Below are records. Count every line containing the word "JSON" and give the number alone.
EXTRACTED RECORDS START
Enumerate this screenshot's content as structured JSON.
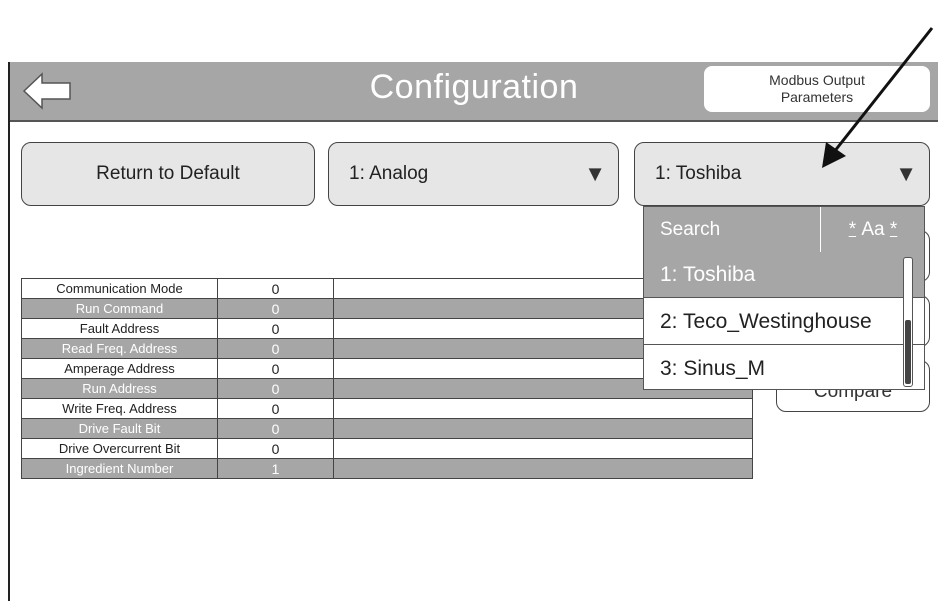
{
  "titlebar": {
    "title": "Configuration",
    "modbus_button_label": "Modbus Output\nParameters"
  },
  "toolbar": {
    "return_label": "Return to Default",
    "select1_value": "1: Analog",
    "select2_value": "1: Toshiba",
    "caret_glyph": "▼",
    "compare_label": "Compare"
  },
  "dropdown": {
    "search_label": "Search",
    "case_toggle_label": "Aa",
    "case_toggle_marks": "*",
    "items": [
      {
        "label": "1: Toshiba",
        "selected": true
      },
      {
        "label": "2: Teco_Westinghouse",
        "selected": false
      },
      {
        "label": "3: Sinus_M",
        "selected": false
      }
    ]
  },
  "params": {
    "rows": [
      {
        "label": "Communication Mode",
        "value": "0"
      },
      {
        "label": "Run Command",
        "value": "0"
      },
      {
        "label": "Fault Address",
        "value": "0"
      },
      {
        "label": "Read Freq. Address",
        "value": "0"
      },
      {
        "label": "Amperage Address",
        "value": "0"
      },
      {
        "label": "Run Address",
        "value": "0"
      },
      {
        "label": "Write Freq. Address",
        "value": "0"
      },
      {
        "label": "Drive Fault Bit",
        "value": "0"
      },
      {
        "label": "Drive Overcurrent Bit",
        "value": "0"
      },
      {
        "label": "Ingredient Number",
        "value": "1"
      }
    ]
  },
  "colors": {
    "titlebar_bg": "#a6a6a6",
    "alt_row_bg": "#a6a6a6",
    "button_bg": "#e6e6e6"
  }
}
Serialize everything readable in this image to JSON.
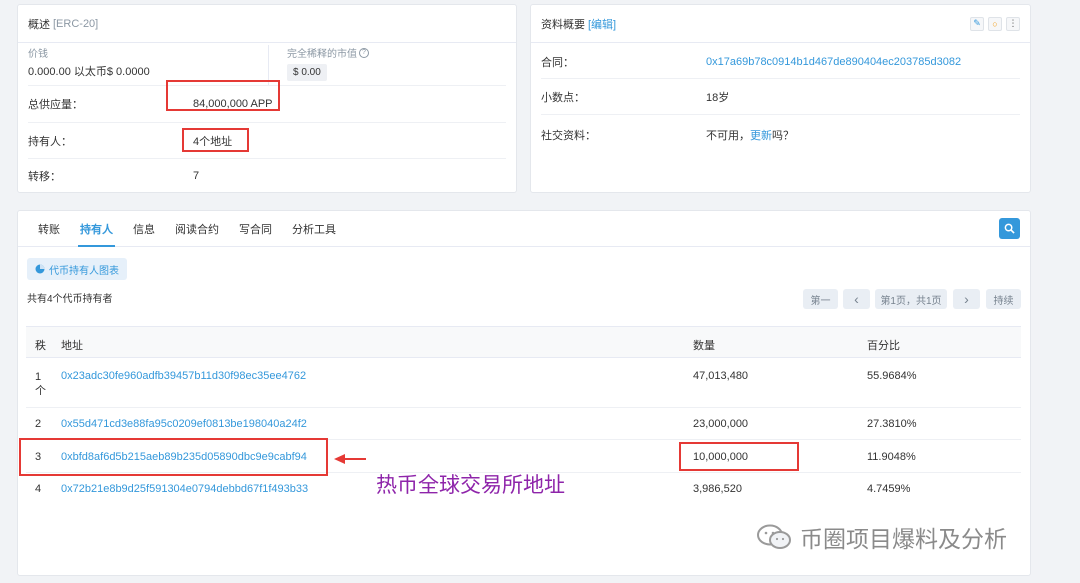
{
  "overview": {
    "title": "概述",
    "tag": "[ERC-20]",
    "price_label": "价钱",
    "price_value": "0.000.00 以太币$ 0.0000",
    "mcap_label": "完全稀释的市值",
    "mcap_value": "$ 0.00",
    "supply_label": "总供应量：",
    "supply_value": "84,000,000 APP",
    "holders_label": "持有人：",
    "holders_value": "4个地址",
    "transfers_label": "转移：",
    "transfers_value": "7"
  },
  "profile": {
    "title": "资料概要",
    "edit": "[编辑]",
    "contract_label": "合同：",
    "contract_value": "0x17a69b78c0914b1d467de890404ec203785d3082",
    "decimals_label": "小数点：",
    "decimals_value": "18岁",
    "social_label": "社交资料：",
    "social_prefix": "不可用，",
    "social_link": "更新",
    "social_suffix": "吗？"
  },
  "tabs": [
    {
      "label": "转账"
    },
    {
      "label": "持有人"
    },
    {
      "label": "信息"
    },
    {
      "label": "阅读合约"
    },
    {
      "label": "写合同"
    },
    {
      "label": "分析工具"
    }
  ],
  "holders": {
    "chart_button": "代币持有人图表",
    "summary": "共有4个代币持有者",
    "pager": {
      "first": "第一",
      "prev": "‹",
      "page": "第1页，共1页",
      "next": "›",
      "last": "持续"
    },
    "columns": {
      "rank": "秩",
      "address": "地址",
      "quantity": "数量",
      "percent": "百分比"
    },
    "rows": [
      {
        "rank": "1\n个",
        "address": "0x23adc30fe960adfb39457b11d30f98ec35ee4762",
        "quantity": "47,013,480",
        "percent": "55.9684%"
      },
      {
        "rank": "2",
        "address": "0x55d471cd3e88fa95c0209ef0813be198040a24f2",
        "quantity": "23,000,000",
        "percent": "27.3810%"
      },
      {
        "rank": "3",
        "address": "0xbfd8af6d5b215aeb89b235d05890dbc9e9cabf94",
        "quantity": "10,000,000",
        "percent": "11.9048%"
      },
      {
        "rank": "4",
        "address": "0x72b21e8b9d25f591304e0794debbd67f1f493b33",
        "quantity": "3,986,520",
        "percent": "4.7459%"
      }
    ]
  },
  "annotation": "热币全球交易所地址",
  "watermark": "币圈项目爆料及分析",
  "colors": {
    "accent": "#3498db",
    "highlight": "#e53935",
    "annotation": "#8e24aa"
  }
}
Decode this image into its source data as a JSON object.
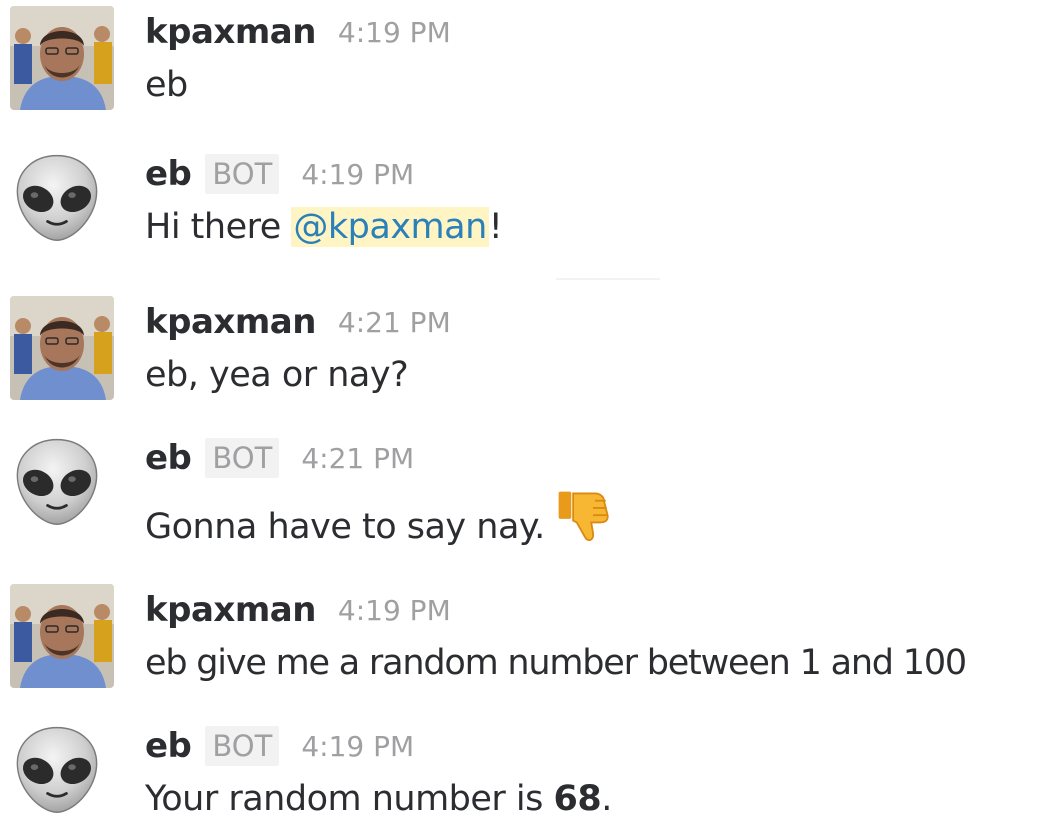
{
  "messages": [
    {
      "author": "kpaxman",
      "is_bot": false,
      "time": "4:19 PM",
      "text": "eb"
    },
    {
      "author": "eb",
      "is_bot": true,
      "badge": "BOT",
      "time": "4:19 PM",
      "text_prefix": "Hi there ",
      "mention": "@kpaxman",
      "text_suffix": "!"
    },
    {
      "author": "kpaxman",
      "is_bot": false,
      "time": "4:21 PM",
      "text": "eb, yea or nay?"
    },
    {
      "author": "eb",
      "is_bot": true,
      "badge": "BOT",
      "time": "4:21 PM",
      "text": "Gonna have to say nay.",
      "emoji": "thumbsdown-icon"
    },
    {
      "author": "kpaxman",
      "is_bot": false,
      "time": "4:19 PM",
      "text": "eb give me a random number between 1 and 100"
    },
    {
      "author": "eb",
      "is_bot": true,
      "badge": "BOT",
      "time": "4:19 PM",
      "text_prefix": "Your random number is ",
      "number": "68",
      "text_suffix": "."
    }
  ],
  "colors": {
    "mention_bg": "#fef4c4",
    "mention_text": "#2a80b9",
    "timestamp": "#a0a0a2"
  }
}
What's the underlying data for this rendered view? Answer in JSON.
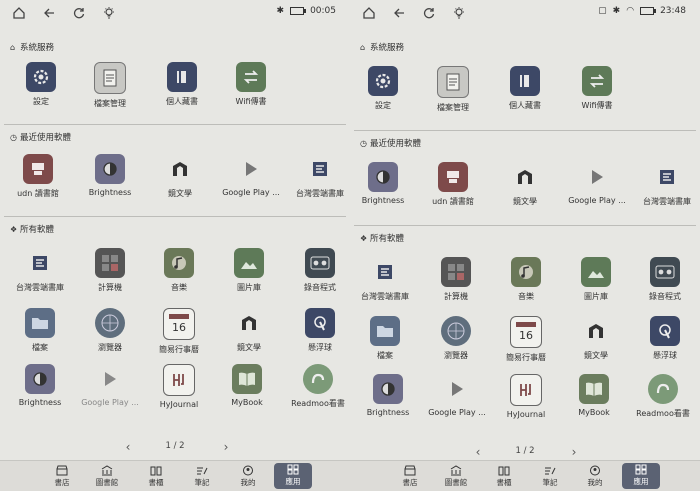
{
  "left": {
    "status_time": "00:05",
    "sections": {
      "system": "系統服務",
      "recent": "最近使用軟體",
      "all": "所有軟體"
    },
    "system_apps": [
      {
        "label": "設定",
        "icon": "settings-icon"
      },
      {
        "label": "檔案管理",
        "icon": "file-manager-icon"
      },
      {
        "label": "個人藏書",
        "icon": "personal-library-icon"
      },
      {
        "label": "Wifi傳書",
        "icon": "wifi-transfer-icon"
      }
    ],
    "recent_apps": [
      {
        "label": "udn 讀書館",
        "icon": "udn-library-icon"
      },
      {
        "label": "Brightness",
        "icon": "brightness-icon"
      },
      {
        "label": "鏡文學",
        "icon": "mirror-fiction-icon"
      },
      {
        "label": "Google Play ...",
        "icon": "google-play-icon"
      },
      {
        "label": "台灣雲端書庫",
        "icon": "taiwan-cloud-library-icon"
      }
    ],
    "all_apps": [
      {
        "label": "台灣雲端書庫",
        "icon": "taiwan-cloud-library-icon"
      },
      {
        "label": "計算機",
        "icon": "calculator-icon"
      },
      {
        "label": "音樂",
        "icon": "music-icon"
      },
      {
        "label": "圖片庫",
        "icon": "gallery-icon"
      },
      {
        "label": "錄音程式",
        "icon": "recorder-icon"
      },
      {
        "label": "檔案",
        "icon": "files-icon"
      },
      {
        "label": "瀏覽器",
        "icon": "browser-icon"
      },
      {
        "label": "簡易行事曆",
        "icon": "calendar-icon"
      },
      {
        "label": "鏡文學",
        "icon": "mirror-fiction-icon"
      },
      {
        "label": "懸浮球",
        "icon": "floating-ball-icon"
      },
      {
        "label": "Brightness",
        "icon": "brightness-icon"
      },
      {
        "label": "Google Play ...",
        "icon": "google-play-icon"
      },
      {
        "label": "HyJournal",
        "icon": "hyjournal-icon"
      },
      {
        "label": "MyBook",
        "icon": "mybook-icon"
      },
      {
        "label": "Readmoo看書",
        "icon": "readmoo-icon"
      }
    ],
    "calendar_day": "16",
    "pager": "1 / 2",
    "nav": [
      "書店",
      "圖書館",
      "書櫃",
      "筆記",
      "我的",
      "應用"
    ]
  },
  "right": {
    "status_time": "23:48",
    "sections": {
      "system": "系統服務",
      "recent": "最近使用軟體",
      "all": "所有軟體"
    },
    "system_apps": [
      {
        "label": "設定",
        "icon": "settings-icon"
      },
      {
        "label": "檔案管理",
        "icon": "file-manager-icon"
      },
      {
        "label": "個人藏書",
        "icon": "personal-library-icon"
      },
      {
        "label": "Wifi傳書",
        "icon": "wifi-transfer-icon"
      }
    ],
    "recent_apps": [
      {
        "label": "Brightness",
        "icon": "brightness-icon"
      },
      {
        "label": "udn 讀書館",
        "icon": "udn-library-icon"
      },
      {
        "label": "鏡文學",
        "icon": "mirror-fiction-icon"
      },
      {
        "label": "Google Play ...",
        "icon": "google-play-icon"
      },
      {
        "label": "台灣雲端書庫",
        "icon": "taiwan-cloud-library-icon"
      }
    ],
    "all_apps": [
      {
        "label": "台灣雲端書庫",
        "icon": "taiwan-cloud-library-icon"
      },
      {
        "label": "計算機",
        "icon": "calculator-icon"
      },
      {
        "label": "音樂",
        "icon": "music-icon"
      },
      {
        "label": "圖片庫",
        "icon": "gallery-icon"
      },
      {
        "label": "錄音程式",
        "icon": "recorder-icon"
      },
      {
        "label": "檔案",
        "icon": "files-icon"
      },
      {
        "label": "瀏覽器",
        "icon": "browser-icon"
      },
      {
        "label": "簡易行事曆",
        "icon": "calendar-icon"
      },
      {
        "label": "鏡文學",
        "icon": "mirror-fiction-icon"
      },
      {
        "label": "懸浮球",
        "icon": "floating-ball-icon"
      },
      {
        "label": "Brightness",
        "icon": "brightness-icon"
      },
      {
        "label": "Google Play ...",
        "icon": "google-play-icon"
      },
      {
        "label": "HyJournal",
        "icon": "hyjournal-icon"
      },
      {
        "label": "MyBook",
        "icon": "mybook-icon"
      },
      {
        "label": "Readmoo看書",
        "icon": "readmoo-icon"
      }
    ],
    "calendar_day": "16",
    "pager": "1 / 2",
    "nav": [
      "書店",
      "圖書館",
      "書櫃",
      "筆記",
      "我的",
      "應用"
    ]
  },
  "colors": {
    "navy": "#3d4866",
    "gray_icon": "#8f8f93",
    "accent_green": "#5e7a58",
    "active_nav": "#5b6273"
  }
}
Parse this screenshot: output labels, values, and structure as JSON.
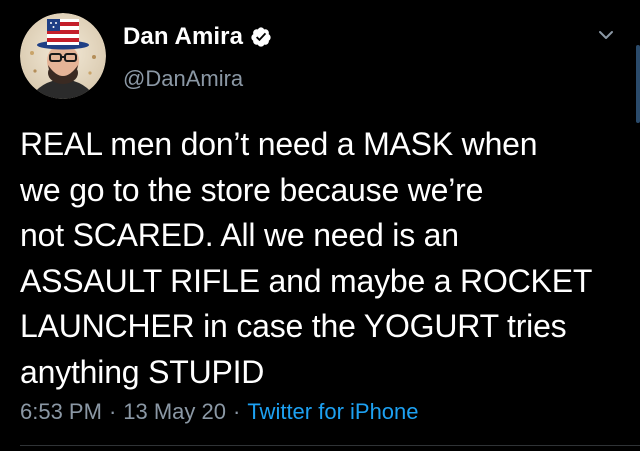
{
  "tweet": {
    "author": {
      "display_name": "Dan Amira",
      "handle": "@DanAmira",
      "verified": true
    },
    "text": "REAL men don’t need a MASK when\nwe go to the store because we’re\nnot SCARED. All we need is an\nASSAULT RIFLE and maybe a ROCKET\nLAUNCHER in case the YOGURT tries\nanything STUPID",
    "time": "6:53 PM",
    "separator_1": "·",
    "date": "13 May 20",
    "separator_2": "·",
    "source": "Twitter for iPhone"
  },
  "colors": {
    "background": "#000000",
    "text_primary": "#ffffff",
    "text_secondary": "#8b98a5",
    "link": "#1da1f2"
  },
  "icons": {
    "verified": "verified-badge-icon",
    "menu": "chevron-down-icon"
  }
}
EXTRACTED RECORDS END
WRITTEN RESPONSE >> 5